» **WORK ITEM**
Every line containing the word "Magnitude" is to be copied from the data below.

^^^^^^^^^^^^^^^^

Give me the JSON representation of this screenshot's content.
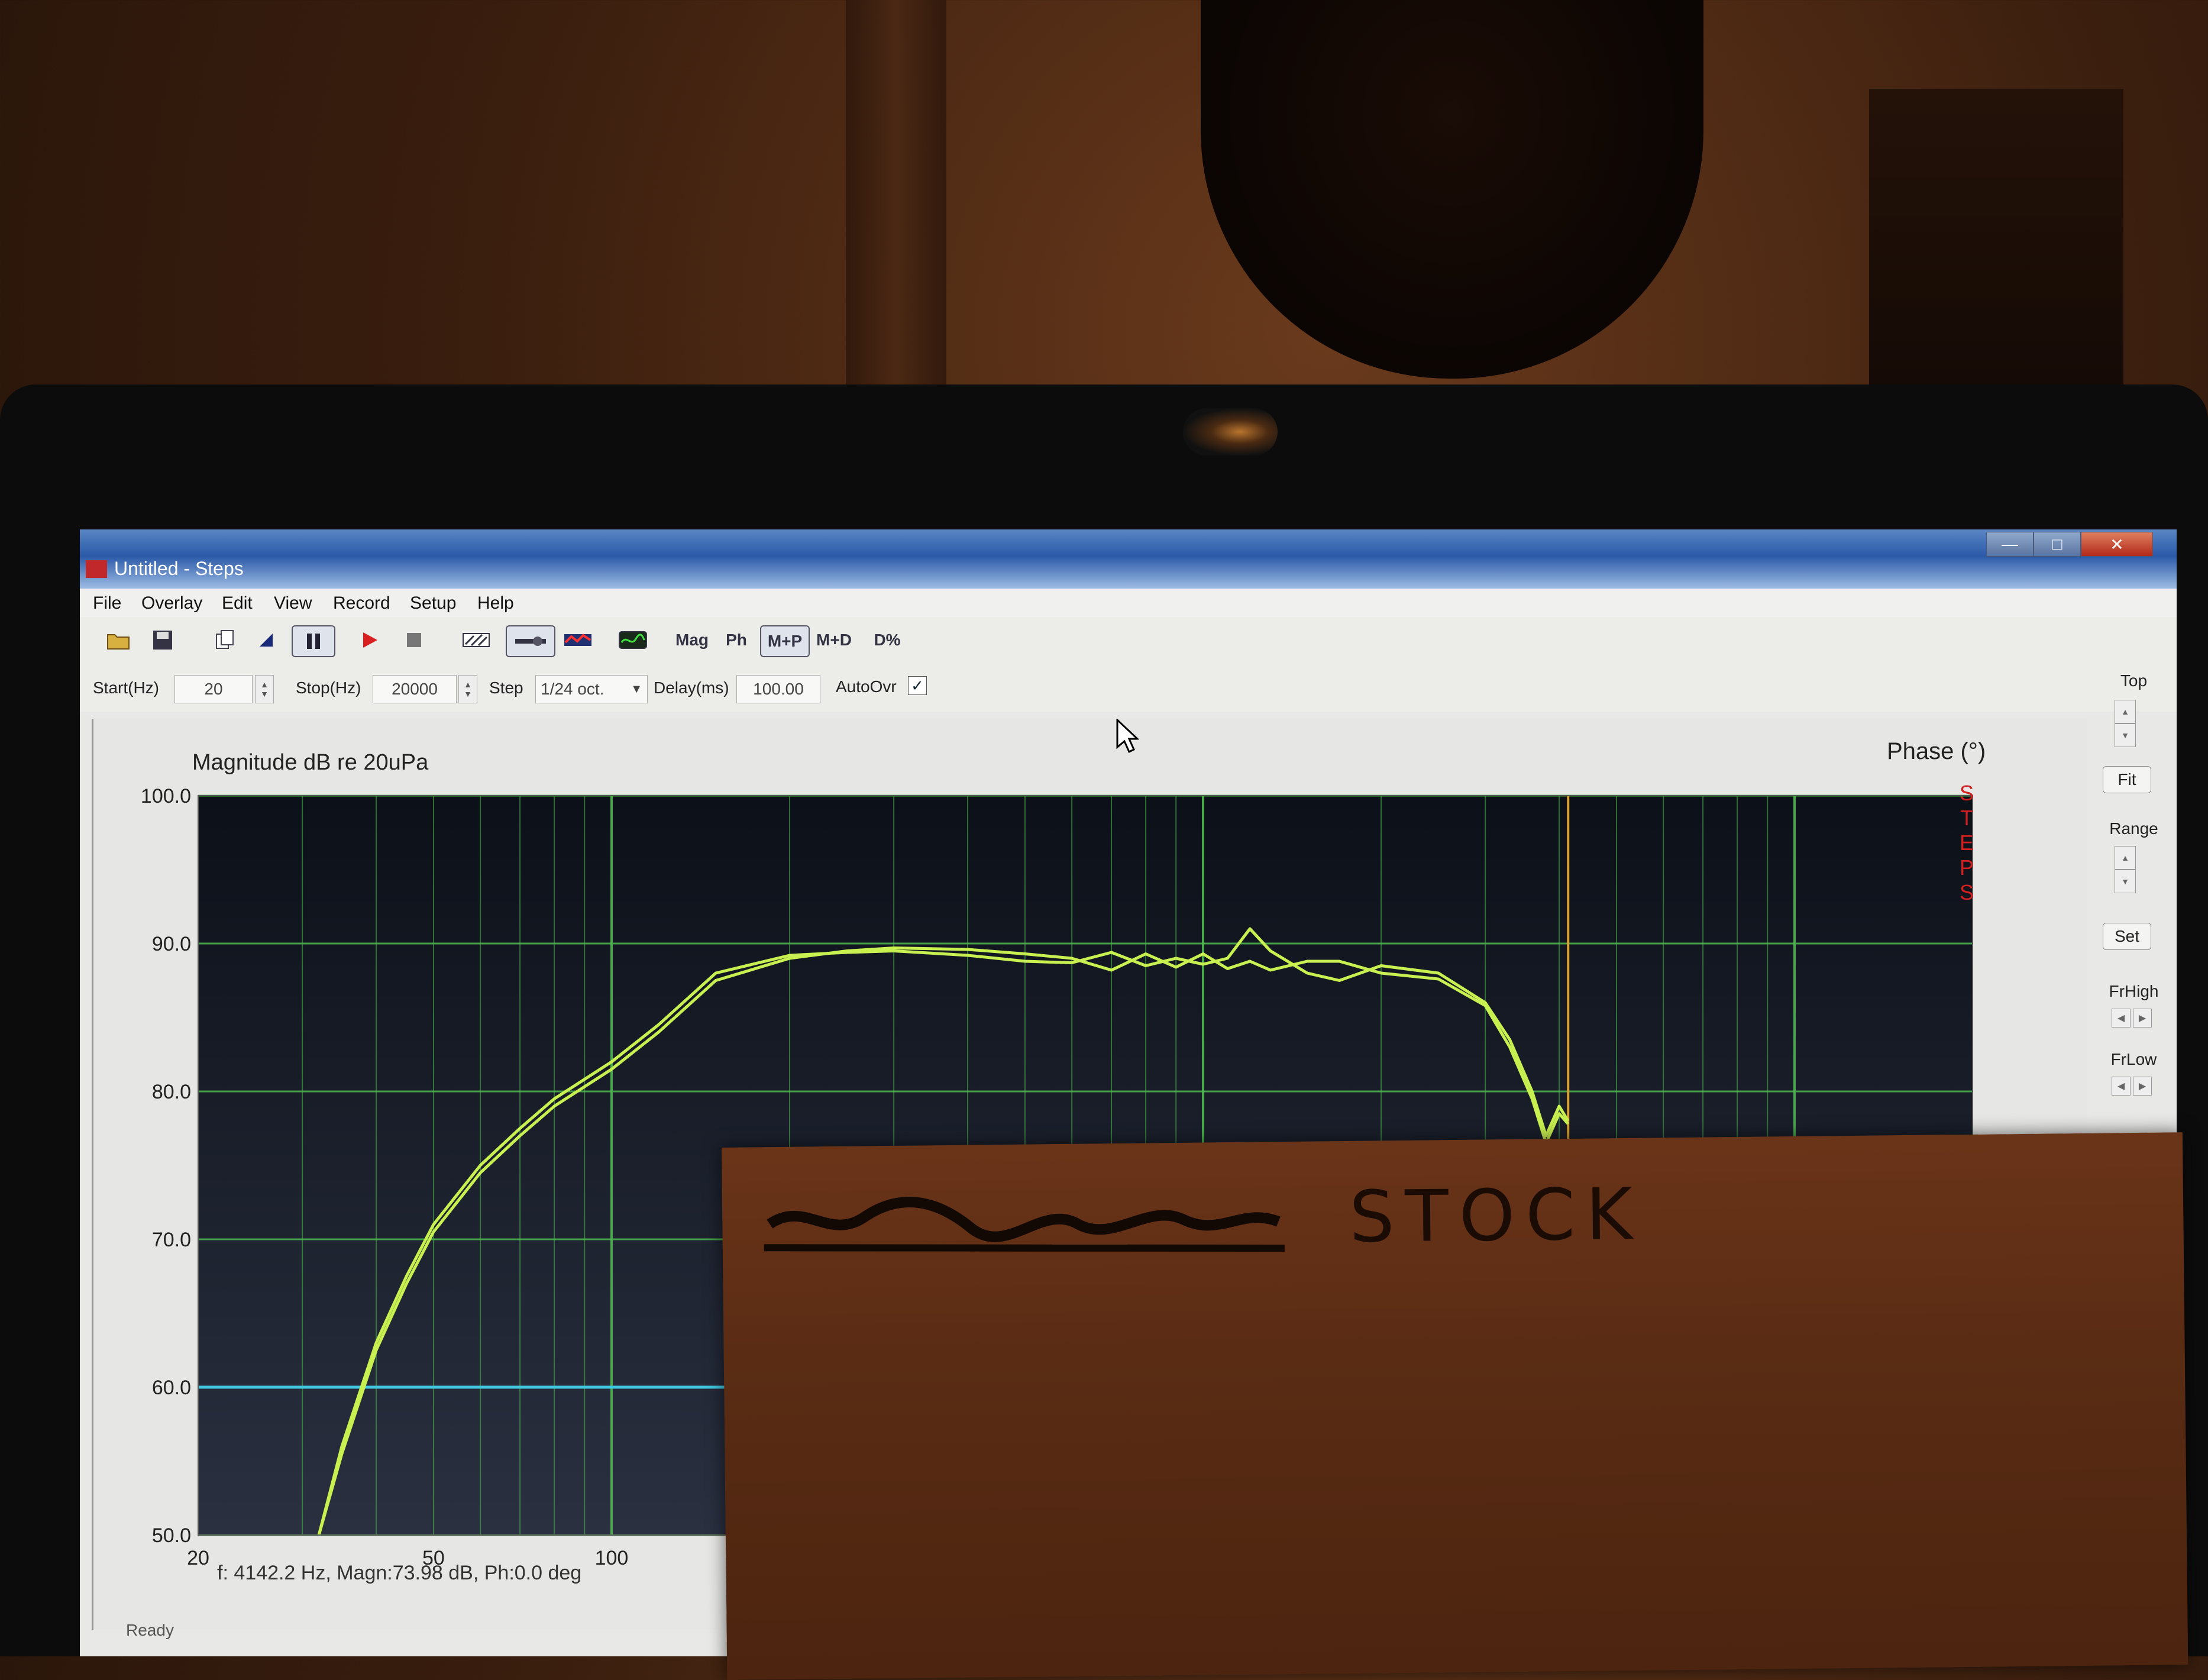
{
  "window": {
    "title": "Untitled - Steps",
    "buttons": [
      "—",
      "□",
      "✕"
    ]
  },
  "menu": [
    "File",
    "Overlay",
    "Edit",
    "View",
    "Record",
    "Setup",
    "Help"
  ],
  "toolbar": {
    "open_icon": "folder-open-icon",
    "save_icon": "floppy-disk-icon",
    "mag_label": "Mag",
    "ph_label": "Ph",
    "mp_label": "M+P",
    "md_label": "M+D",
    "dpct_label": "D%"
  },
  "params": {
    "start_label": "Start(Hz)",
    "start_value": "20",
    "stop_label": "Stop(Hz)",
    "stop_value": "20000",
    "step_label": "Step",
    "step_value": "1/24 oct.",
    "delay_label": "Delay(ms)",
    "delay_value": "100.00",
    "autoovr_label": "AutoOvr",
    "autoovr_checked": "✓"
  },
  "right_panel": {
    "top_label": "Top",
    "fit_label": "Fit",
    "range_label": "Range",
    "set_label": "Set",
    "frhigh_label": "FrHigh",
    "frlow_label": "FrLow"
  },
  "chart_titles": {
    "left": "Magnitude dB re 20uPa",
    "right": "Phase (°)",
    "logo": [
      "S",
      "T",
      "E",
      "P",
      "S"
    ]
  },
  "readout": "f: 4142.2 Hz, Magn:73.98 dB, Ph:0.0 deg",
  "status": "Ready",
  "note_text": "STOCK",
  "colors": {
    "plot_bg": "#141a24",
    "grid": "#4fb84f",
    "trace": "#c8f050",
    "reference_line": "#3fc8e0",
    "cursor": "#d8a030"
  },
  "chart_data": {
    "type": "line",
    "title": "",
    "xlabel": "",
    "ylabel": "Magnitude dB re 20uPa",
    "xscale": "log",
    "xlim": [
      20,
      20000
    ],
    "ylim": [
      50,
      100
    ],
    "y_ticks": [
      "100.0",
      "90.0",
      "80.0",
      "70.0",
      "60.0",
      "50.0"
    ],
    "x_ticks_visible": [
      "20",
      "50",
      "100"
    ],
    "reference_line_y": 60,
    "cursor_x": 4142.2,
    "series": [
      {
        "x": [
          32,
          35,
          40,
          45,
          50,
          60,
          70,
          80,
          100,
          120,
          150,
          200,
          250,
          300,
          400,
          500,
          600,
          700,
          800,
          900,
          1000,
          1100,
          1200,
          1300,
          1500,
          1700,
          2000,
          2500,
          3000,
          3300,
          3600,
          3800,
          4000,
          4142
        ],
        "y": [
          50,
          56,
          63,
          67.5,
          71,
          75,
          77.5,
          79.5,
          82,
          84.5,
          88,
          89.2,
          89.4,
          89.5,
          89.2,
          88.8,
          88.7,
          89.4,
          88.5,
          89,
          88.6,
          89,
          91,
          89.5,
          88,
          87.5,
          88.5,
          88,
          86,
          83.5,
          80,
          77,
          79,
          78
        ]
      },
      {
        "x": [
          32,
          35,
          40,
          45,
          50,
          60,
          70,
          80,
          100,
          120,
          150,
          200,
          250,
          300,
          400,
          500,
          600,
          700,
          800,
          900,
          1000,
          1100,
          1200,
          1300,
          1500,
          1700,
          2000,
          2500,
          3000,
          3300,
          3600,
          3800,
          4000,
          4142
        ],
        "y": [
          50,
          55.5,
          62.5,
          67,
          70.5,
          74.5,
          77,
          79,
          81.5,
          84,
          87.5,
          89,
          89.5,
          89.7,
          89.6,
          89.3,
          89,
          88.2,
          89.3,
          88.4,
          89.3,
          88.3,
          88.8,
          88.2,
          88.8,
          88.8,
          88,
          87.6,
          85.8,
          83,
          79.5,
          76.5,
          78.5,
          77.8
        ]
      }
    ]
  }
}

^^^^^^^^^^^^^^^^

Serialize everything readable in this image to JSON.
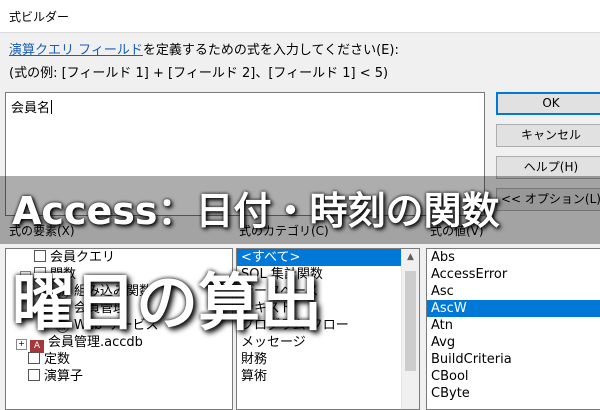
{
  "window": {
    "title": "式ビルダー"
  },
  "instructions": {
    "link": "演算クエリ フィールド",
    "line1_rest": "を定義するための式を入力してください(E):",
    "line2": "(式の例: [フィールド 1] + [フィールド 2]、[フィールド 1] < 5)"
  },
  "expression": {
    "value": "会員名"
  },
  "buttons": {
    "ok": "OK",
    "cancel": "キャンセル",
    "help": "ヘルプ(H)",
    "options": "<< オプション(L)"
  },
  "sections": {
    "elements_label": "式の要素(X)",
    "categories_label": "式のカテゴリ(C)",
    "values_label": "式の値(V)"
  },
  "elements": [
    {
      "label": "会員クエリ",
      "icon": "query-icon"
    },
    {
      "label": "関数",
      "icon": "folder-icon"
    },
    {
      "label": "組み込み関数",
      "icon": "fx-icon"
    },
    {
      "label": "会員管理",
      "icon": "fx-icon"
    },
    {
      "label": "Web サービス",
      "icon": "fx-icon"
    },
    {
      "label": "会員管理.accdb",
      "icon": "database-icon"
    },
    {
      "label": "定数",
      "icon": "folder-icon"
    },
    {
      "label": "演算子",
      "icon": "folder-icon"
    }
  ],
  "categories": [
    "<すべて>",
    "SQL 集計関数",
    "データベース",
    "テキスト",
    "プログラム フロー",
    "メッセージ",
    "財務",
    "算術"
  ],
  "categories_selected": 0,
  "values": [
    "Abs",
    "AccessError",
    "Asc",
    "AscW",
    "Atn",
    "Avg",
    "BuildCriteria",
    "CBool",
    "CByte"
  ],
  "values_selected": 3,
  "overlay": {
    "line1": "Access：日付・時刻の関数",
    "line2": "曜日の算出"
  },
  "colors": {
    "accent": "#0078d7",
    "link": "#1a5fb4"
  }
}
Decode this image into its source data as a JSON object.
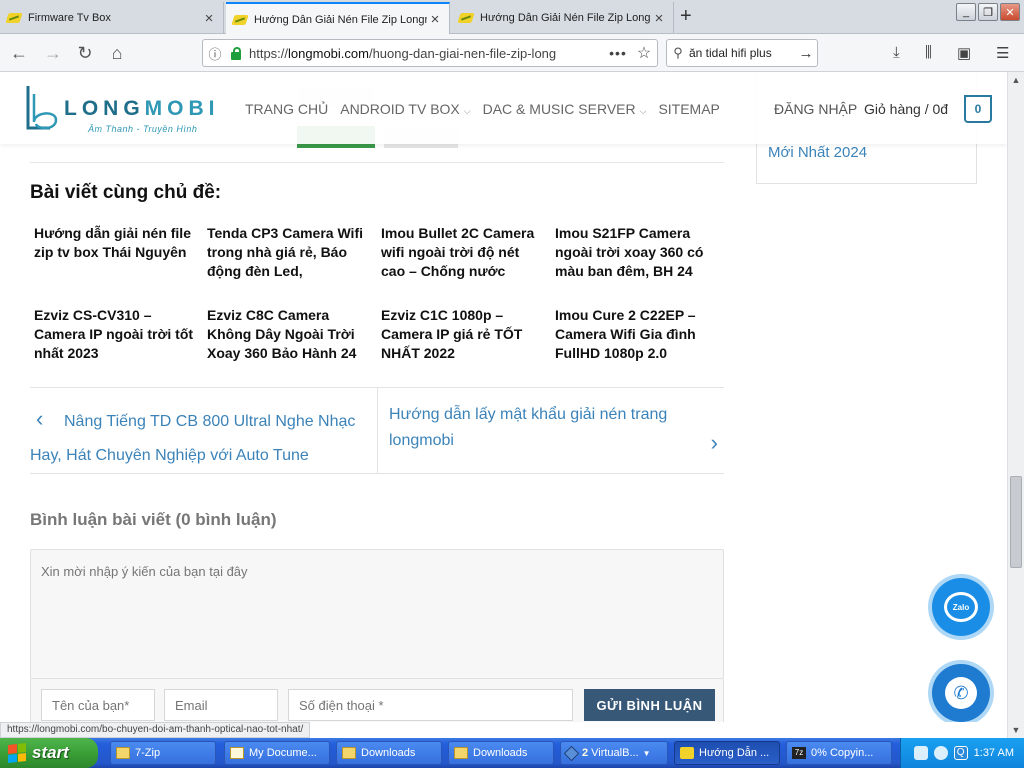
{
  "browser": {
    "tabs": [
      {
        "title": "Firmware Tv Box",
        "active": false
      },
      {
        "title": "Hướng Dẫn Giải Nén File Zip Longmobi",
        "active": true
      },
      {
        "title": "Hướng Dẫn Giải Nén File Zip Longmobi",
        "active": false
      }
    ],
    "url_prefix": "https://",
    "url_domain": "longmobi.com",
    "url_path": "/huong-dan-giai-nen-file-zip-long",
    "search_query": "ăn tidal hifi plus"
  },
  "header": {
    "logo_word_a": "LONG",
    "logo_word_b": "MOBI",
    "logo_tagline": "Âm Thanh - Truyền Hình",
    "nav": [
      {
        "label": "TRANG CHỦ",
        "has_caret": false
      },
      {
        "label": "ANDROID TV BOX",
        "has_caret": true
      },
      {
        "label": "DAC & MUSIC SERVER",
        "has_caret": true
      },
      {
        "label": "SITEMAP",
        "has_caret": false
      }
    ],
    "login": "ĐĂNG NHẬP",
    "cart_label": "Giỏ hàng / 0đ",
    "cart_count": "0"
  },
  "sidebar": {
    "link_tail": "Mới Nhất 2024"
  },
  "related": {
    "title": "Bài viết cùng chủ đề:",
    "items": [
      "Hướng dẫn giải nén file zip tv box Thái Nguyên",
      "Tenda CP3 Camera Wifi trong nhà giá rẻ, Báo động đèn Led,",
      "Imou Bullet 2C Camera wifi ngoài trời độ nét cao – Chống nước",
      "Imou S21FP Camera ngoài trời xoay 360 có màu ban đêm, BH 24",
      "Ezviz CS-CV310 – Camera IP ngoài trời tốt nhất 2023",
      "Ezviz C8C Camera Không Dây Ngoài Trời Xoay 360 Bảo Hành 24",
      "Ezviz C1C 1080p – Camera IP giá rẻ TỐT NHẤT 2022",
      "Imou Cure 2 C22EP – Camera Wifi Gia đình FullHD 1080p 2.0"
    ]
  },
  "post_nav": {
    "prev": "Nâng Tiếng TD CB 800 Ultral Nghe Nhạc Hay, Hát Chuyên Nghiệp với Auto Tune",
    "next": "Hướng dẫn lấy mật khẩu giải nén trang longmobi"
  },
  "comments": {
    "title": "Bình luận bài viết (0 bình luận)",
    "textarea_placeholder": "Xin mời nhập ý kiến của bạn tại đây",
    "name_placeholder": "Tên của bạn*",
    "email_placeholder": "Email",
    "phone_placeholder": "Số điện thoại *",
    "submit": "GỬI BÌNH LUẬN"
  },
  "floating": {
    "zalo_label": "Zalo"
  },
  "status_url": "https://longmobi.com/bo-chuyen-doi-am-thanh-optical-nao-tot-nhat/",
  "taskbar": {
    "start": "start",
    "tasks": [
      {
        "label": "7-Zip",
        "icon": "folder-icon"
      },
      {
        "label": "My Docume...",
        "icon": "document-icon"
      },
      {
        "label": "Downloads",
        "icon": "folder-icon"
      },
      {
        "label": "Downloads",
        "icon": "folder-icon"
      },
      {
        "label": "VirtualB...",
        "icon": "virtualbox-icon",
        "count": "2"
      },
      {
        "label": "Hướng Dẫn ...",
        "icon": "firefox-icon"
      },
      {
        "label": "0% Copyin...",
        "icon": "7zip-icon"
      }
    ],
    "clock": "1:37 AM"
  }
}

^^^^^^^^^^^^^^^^

» **ANSWER TO THIS TASK**
    "left": "Magnitude dB re 20uPa",
    "ylabel": "Magnitude dB re 20uPa",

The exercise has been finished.